Guest post by Chris von Ruhland
Chris von Ruhland is the Green Party’s constituency candidate for Cardiff North and regional list candidate for South Wales Central.
The views expressed in this article are those of the author and do not necessarily represent the views of, and should not be attributed to, My Cardiff North.
When I first visited Cardiff, over 35 years ago, what first impressed me was Bute Park and Sophia Gardens; magnificent public green spaces right in the middle of the city and flanking its major river. This contrasted sharply with the city from which I had come, namely London. I was informed that Cardiff had a greater proportion of green spaces than any other European city.
When I moved to Cardiff a few years later to study, and finally to live and work, I had many opportunities to explore it further. What struck me, in particular, was that the edges of the city, to the north and to the west at least, were clearly visible from many parts of Cardiff. I had lived for the past 2 years in southern Plymouth and, standing on the Hoe and looking north, all that I could see was a hillside covered in houses, like a huge wave of brick and stone. This contrasted sharply with the view that I now beheld. Cardiff was clearly a very special city.
The reason that the land to the north of the M4 has remained undeveloped is, primarily, topography; there are flatter places to build. Another reason is that the M4 motorway forms a barrier, albeit an unnatural one, to Cardiff’s northern expansion. There has also been considerable reluctance on the part of the city council, over many years and political hues, to release the land for development.
While this area has been designated a green wedge under the local development plan, it only confers protection until 2026. Residents, councillors, local MPs and AMs are unanimous in their support for a Green Belt, that would protect this area for future generations, yet Cardiff Council failed to convince the planning inspectors.
The inspectors were subject to the requirements of Planning Policy Wales, which has existed since 2002 and is now in its 8th edition. It is surprising, therefore, that any objections to the green belt proposal were not predicted and adequately addressed, particularly when the two institutions are a stone’s throw apart. Don’t people talk to one another?

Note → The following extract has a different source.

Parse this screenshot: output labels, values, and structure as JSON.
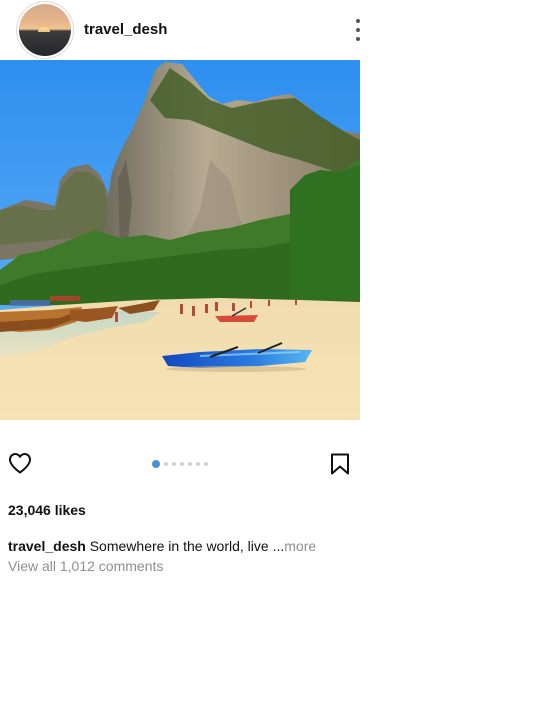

The problem is that there appears to be no long term vision of how Wales in general, and Cardiff in particular will look in several decades’ time. Without this, there can be no meaningful short term planning; it is purely a reaction to existing circumstances. Cities, in general, become worse places as they get bigger; people must travel further for work, leisure and shopping, traffic congestion becomes a daily grind and air pollution becomes a serious problem. Cardiff seems to be on this trajectory, having become a victim of its own success. The demand for housing has never been greater and large areas of what remains of the green spaces that surround the city have been earmarked for development, with little apparent thought given to the necessary infrastructure requirements.
Such a laissez faire attitude will not protect the remaining green spaces and Cardiff is likely to expand inexorably, merging with Caerphilly to the north and Barry to the west; indeed, westward expansion into the Vale of Glamorgan was proposed many years ago to bring Cardiff airport into the city boundary. Fortunately, this madcap scheme was shelved.
In the city, we are constantly subjected to the sharp angles of buildings and, increasingly, great swathes of bland grey concrete or cladding; little wonder that some take it upon themselves to decorate these surfaces with graffiti/ urban art, depending upon your viewpoint. The natural and rural environment provide a necessary relief from these assaults on our senses. What is important, I think, is not just having open countryside so close to the city, but being able to see it, to know it is there. It defines its boundary. To lose this would be a travesty.
If we are to protect what we value, then we need to plan long-term, and much longer term than we have become used to. Greens do this as a matter of course, which is why their voices are so desperately needed in the Senedd. What should be a place of vibrant and diverse political debate has become rather staid, with one party permanently in power. Little wonder that less has been achieved than we might expect. We need to shake up the Senedd.